Second, we now know that household surveys can be more detailed by using full pregnancy histories to collect data on late fetal and newborn mortality at little extra cost. Collecting maternal mortality data in sibling survival histories remains an imperfect method: long reference periods, large confidence intervals and no disaggregation.
Third, use of routine health facility data is critical to obtain better local and real-time information about quality of care. A recent five-country study showed us the way. The quality of the hospital maternity registers was good enough to obtain several indicators, with potential to expand and enhance. COVID-19 has generated a new wave of interest in routine health facility data to document the pandemic’s impact on continuation of essential health services. This should lead to greater future investments, particularly if data are made more accessible.
Fourth, counting and auditing every health facility death is essential for effective action and accountability. Maternal death surveillance and response systems need a major boost to overcome common implementation challenges. Perinatal deaths can be included, as shown in high-income countries, but probably best in a well-supported sample of health facilities to ensure good data quality.
Fifth, digital longitudinal registers that follow individual pregnant women and their babies until at least 6 weeks after delivery are within reach. The Global Network and the AMANHI multicountry studies illustrated the wealth of data and insights gained from such an approach. The rollout of such registers, including data access for analysts, is taking much longer than anticipated but now is the time to scale up.
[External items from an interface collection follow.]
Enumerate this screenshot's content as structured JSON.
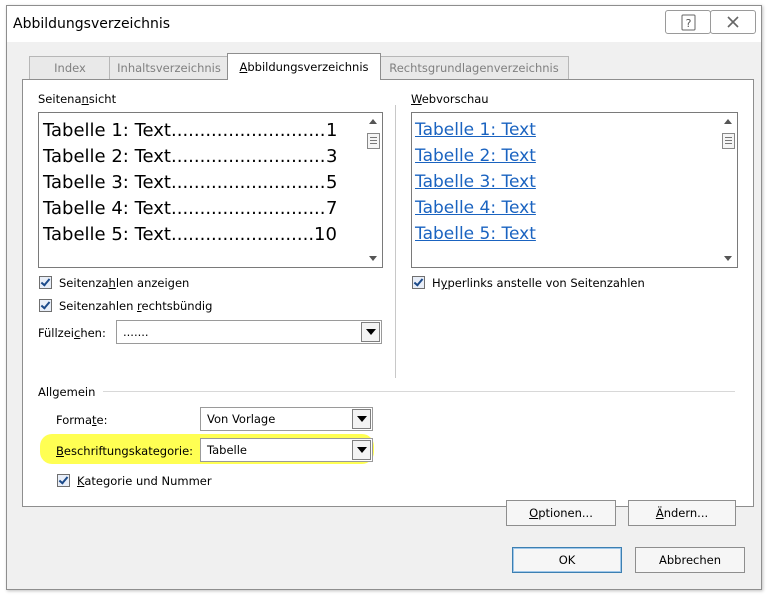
{
  "window": {
    "title": "Abbildungsverzeichnis",
    "help_glyph": "?",
    "close_glyph": "✕"
  },
  "tabs": [
    {
      "label": "Index"
    },
    {
      "label": "Inhaltsverzeichnis"
    },
    {
      "label": "Abbildungsverzeichnis",
      "active": true
    },
    {
      "label": "Rechtsgrundlagenverzeichnis"
    }
  ],
  "print_preview": {
    "label": "Seitenansicht",
    "entries": [
      {
        "text": "Tabelle 1: Text",
        "page": "1"
      },
      {
        "text": "Tabelle 2: Text",
        "page": "3"
      },
      {
        "text": "Tabelle 3: Text",
        "page": "5"
      },
      {
        "text": "Tabelle 4: Text",
        "page": "7"
      },
      {
        "text": "Tabelle 5: Text",
        "page": "10"
      }
    ],
    "leader": "............................................................"
  },
  "web_preview": {
    "label": "Webvorschau",
    "entries": [
      "Tabelle 1: Text",
      "Tabelle 2: Text",
      "Tabelle 3: Text",
      "Tabelle 4: Text",
      "Tabelle 5: Text"
    ]
  },
  "options": {
    "show_page_numbers": {
      "label": "Seitenzahlen anzeigen",
      "checked": true
    },
    "right_align": {
      "label": "Seitenzahlen rechtsbündig",
      "checked": true
    },
    "hyperlinks": {
      "label": "Hyperlinks anstelle von Seitenzahlen",
      "checked": true
    },
    "tab_leader": {
      "label": "Füllzeichen:",
      "value": "......."
    }
  },
  "general": {
    "label": "Allgemein",
    "formats": {
      "label": "Formate:",
      "value": "Von Vorlage"
    },
    "caption_label": {
      "label": "Beschriftungskategorie:",
      "value": "Tabelle"
    },
    "include_label": {
      "label": "Kategorie und Nummer",
      "checked": true
    }
  },
  "buttons": {
    "options": "Optionen...",
    "modify": "Ändern...",
    "ok": "OK",
    "cancel": "Abbrechen"
  },
  "colors": {
    "link": "#1a63c0",
    "highlight": "#ffff40"
  }
}
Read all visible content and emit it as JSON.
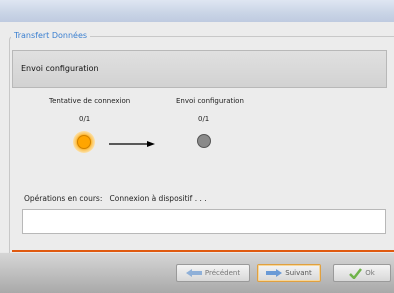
{
  "dialog": {
    "group_title": "Transfert Données",
    "step_header": "Envoi configuration"
  },
  "stages": [
    {
      "label": "Tentative de connexion",
      "count": "0/1",
      "state": "active"
    },
    {
      "label": "Envoi configuration",
      "count": "0/1",
      "state": "pending"
    }
  ],
  "operations": {
    "label": "Opérations en cours:",
    "value": "Connexion à dispositif . . .",
    "log_text": ""
  },
  "buttons": {
    "previous": "Précédent",
    "next": "Suivant",
    "ok": "Ok"
  },
  "colors": {
    "accent": "#e05a10",
    "legend": "#3a7fd0",
    "active_stage": "#ffa500",
    "idle_stage": "#8a8a8a"
  }
}
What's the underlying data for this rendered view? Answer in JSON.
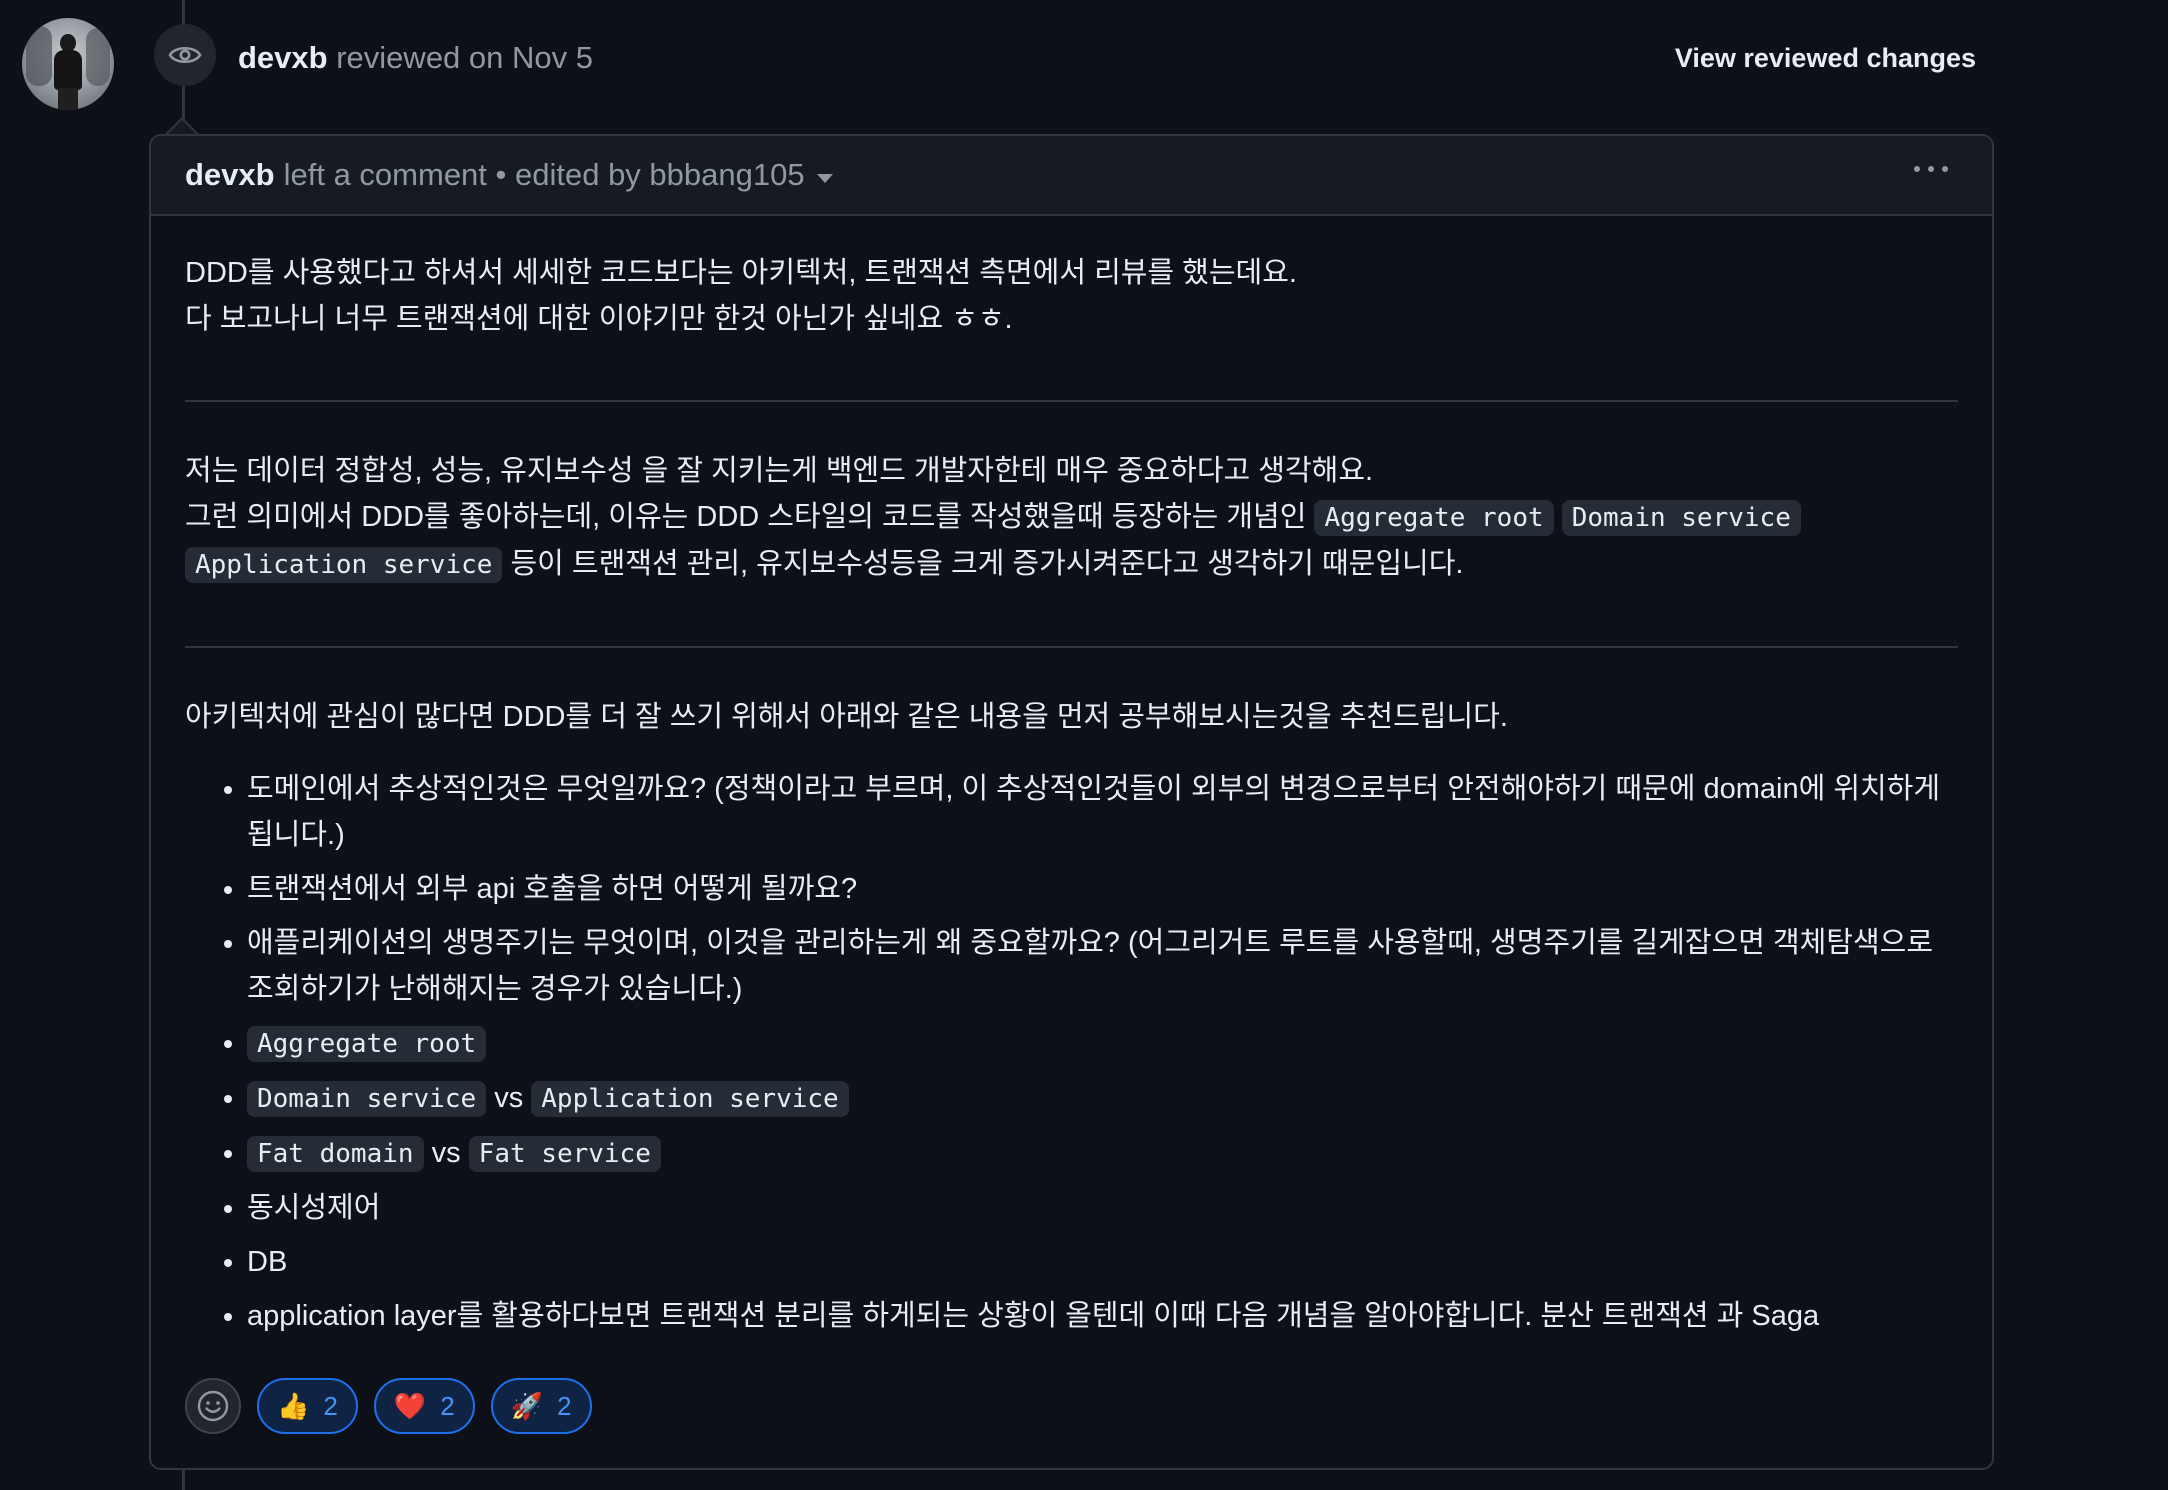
{
  "event": {
    "author": "devxb",
    "action": "reviewed on Nov 5",
    "view_changes": "View reviewed changes"
  },
  "comment": {
    "author": "devxb",
    "meta": "left a comment • edited by bbbang105",
    "paragraph1": {
      "line1": "DDD를 사용했다고 하셔서 세세한 코드보다는 아키텍처, 트랜잭션 측면에서 리뷰를 했는데요.",
      "line2": "다 보고나니 너무 트랜잭션에 대한 이야기만 한것 아닌가 싶네요 ㅎㅎ."
    },
    "paragraph2": {
      "line1": "저는 데이터 정합성, 성능, 유지보수성 을 잘 지키는게 백엔드 개발자한테 매우 중요하다고 생각해요.",
      "line2_prefix": "그런 의미에서 DDD를 좋아하는데, 이유는 DDD 스타일의 코드를 작성했을때 등장하는 개념인",
      "code1": "Aggregate root",
      "code2": "Domain service",
      "code3": "Application service",
      "line3_suffix": "등이 트랜잭션 관리, 유지보수성등을 크게 증가시켜준다고 생각하기 때문입니다."
    },
    "paragraph3": "아키텍처에 관심이 많다면 DDD를 더 잘 쓰기 위해서 아래와 같은 내용을 먼저 공부해보시는것을 추천드립니다.",
    "topics": {
      "item1": "도메인에서 추상적인것은 무엇일까요? (정책이라고 부르며, 이 추상적인것들이 외부의 변경으로부터 안전해야하기 때문에 domain에 위치하게 됩니다.)",
      "item2": "트랜잭션에서 외부 api 호출을 하면 어떻게 될까요?",
      "item3": "애플리케이션의 생명주기는 무엇이며, 이것을 관리하는게 왜 중요할까요? (어그리거트 루트를 사용할때, 생명주기를 길게잡으면 객체탐색으로 조회하기가 난해해지는 경우가 있습니다.)",
      "item4_code": "Aggregate root",
      "item5_code_a": "Domain service",
      "item5_vs": "vs",
      "item5_code_b": "Application service",
      "item6_code_a": "Fat domain",
      "item6_vs": "vs",
      "item6_code_b": "Fat service",
      "item7": "동시성제어",
      "item8": "DB",
      "item9": "application layer를 활용하다보면 트랜잭션 분리를 하게되는 상황이 올텐데 이때 다음 개념을 알아야합니다. 분산 트랜잭션 과 Saga"
    }
  },
  "reactions": [
    {
      "emoji": "👍",
      "count": "2"
    },
    {
      "emoji": "❤️",
      "count": "2"
    },
    {
      "emoji": "🚀",
      "count": "2"
    }
  ],
  "colors": {
    "background": "#0d1117",
    "header_bg": "#161b22",
    "border": "#30363d",
    "reaction_accent": "#4493f8"
  }
}
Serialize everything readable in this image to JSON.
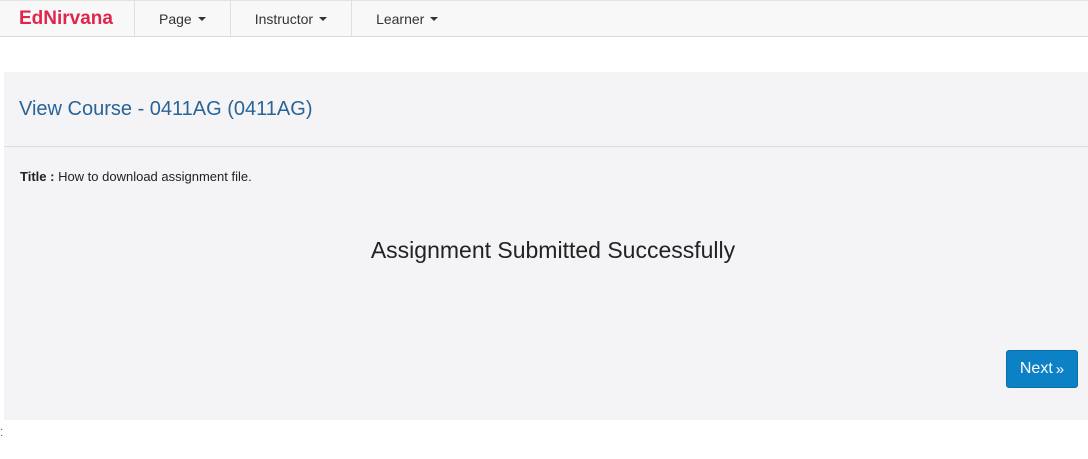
{
  "navbar": {
    "brand": "EdNirvana",
    "items": [
      {
        "label": "Page"
      },
      {
        "label": "Instructor"
      },
      {
        "label": "Learner"
      }
    ]
  },
  "course": {
    "heading": "View Course - 0411AG (0411AG)",
    "title_label": "Title :",
    "title_value": "How to download assignment file."
  },
  "message": "Assignment Submitted Successfully",
  "next_button": {
    "label": "Next",
    "icon": "double-chevron-right-icon"
  },
  "colors": {
    "brand": "#e0254c",
    "heading": "#2a6496",
    "button": "#0d81c6",
    "panel": "#f4f4f6"
  }
}
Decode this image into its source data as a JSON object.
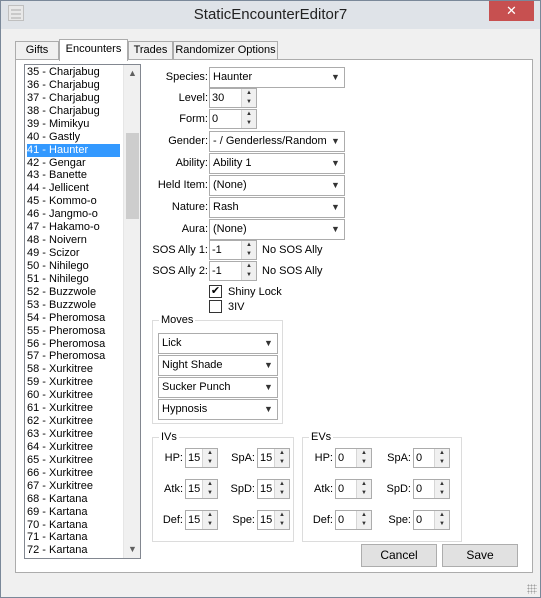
{
  "window": {
    "title": "StaticEncounterEditor7",
    "close_glyph": "✕"
  },
  "tabs": [
    "Gifts",
    "Encounters",
    "Trades",
    "Randomizer Options"
  ],
  "encounter_list": {
    "items": [
      "35 - Charjabug",
      "36 - Charjabug",
      "37 - Charjabug",
      "38 - Charjabug",
      "39 - Mimikyu",
      "40 - Gastly",
      "41 - Haunter",
      "42 - Gengar",
      "43 - Banette",
      "44 - Jellicent",
      "45 - Kommo-o",
      "46 - Jangmo-o",
      "47 - Hakamo-o",
      "48 - Noivern",
      "49 - Scizor",
      "50 - Nihilego",
      "51 - Nihilego",
      "52 - Buzzwole",
      "53 - Buzzwole",
      "54 - Pheromosa",
      "55 - Pheromosa",
      "56 - Pheromosa",
      "57 - Pheromosa",
      "58 - Xurkitree",
      "59 - Xurkitree",
      "60 - Xurkitree",
      "61 - Xurkitree",
      "62 - Xurkitree",
      "63 - Xurkitree",
      "64 - Xurkitree",
      "65 - Xurkitree",
      "66 - Xurkitree",
      "67 - Xurkitree",
      "68 - Kartana",
      "69 - Kartana",
      "70 - Kartana",
      "71 - Kartana",
      "72 - Kartana"
    ],
    "selected_index": 6,
    "scroll_up_glyph": "▲",
    "scroll_down_glyph": "▼"
  },
  "fields": {
    "species": {
      "label": "Species:",
      "value": "Haunter"
    },
    "level": {
      "label": "Level:",
      "value": "30"
    },
    "form": {
      "label": "Form:",
      "value": "0"
    },
    "gender": {
      "label": "Gender:",
      "value": "- / Genderless/Random"
    },
    "ability": {
      "label": "Ability:",
      "value": "Ability 1"
    },
    "held_item": {
      "label": "Held Item:",
      "value": "(None)"
    },
    "nature": {
      "label": "Nature:",
      "value": "Rash"
    },
    "aura": {
      "label": "Aura:",
      "value": "(None)"
    },
    "sos_ally_1": {
      "label": "SOS Ally 1:",
      "value": "-1",
      "note": "No SOS Ally"
    },
    "sos_ally_2": {
      "label": "SOS Ally 2:",
      "value": "-1",
      "note": "No SOS Ally"
    },
    "shiny_lock": {
      "label": "Shiny Lock",
      "checked": true,
      "check_glyph": "✔"
    },
    "three_iv": {
      "label": "3IV",
      "checked": false
    }
  },
  "moves": {
    "title": "Moves",
    "items": [
      "Lick",
      "Night Shade",
      "Sucker Punch",
      "Hypnosis"
    ]
  },
  "ivs": {
    "title": "IVs",
    "hp": {
      "label": "HP:",
      "value": "15"
    },
    "atk": {
      "label": "Atk:",
      "value": "15"
    },
    "def": {
      "label": "Def:",
      "value": "15"
    },
    "spa": {
      "label": "SpA:",
      "value": "15"
    },
    "spd": {
      "label": "SpD:",
      "value": "15"
    },
    "spe": {
      "label": "Spe:",
      "value": "15"
    }
  },
  "evs": {
    "title": "EVs",
    "hp": {
      "label": "HP:",
      "value": "0"
    },
    "atk": {
      "label": "Atk:",
      "value": "0"
    },
    "def": {
      "label": "Def:",
      "value": "0"
    },
    "spa": {
      "label": "SpA:",
      "value": "0"
    },
    "spd": {
      "label": "SpD:",
      "value": "0"
    },
    "spe": {
      "label": "Spe:",
      "value": "0"
    }
  },
  "buttons": {
    "cancel": "Cancel",
    "save": "Save"
  },
  "glyphs": {
    "dropdown": "▼",
    "spin_up": "▲",
    "spin_down": "▼"
  }
}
Lastly, facility surveys are needed to monitor service coverage, service quality and data quality on a regular basis. Here, too, the COVID-19 pandemic may provide impetus, with countries starting to use regular phone or web-based surveys to monitor health facility services and other indicators.
The time is ripe for a renewed major stride forward in maternal and newborn health and survival, grounded in an evidence-based approach for local action and accountability.
Ties Boerma, University of Manitoba; Oona Campbell, London School of Hygiene and Tropical Medicine; and Agbessi Amouzou, Johns Hopkins University as part of the Countdown to 2030 for Women’s, Children’s & Adolescents’ Health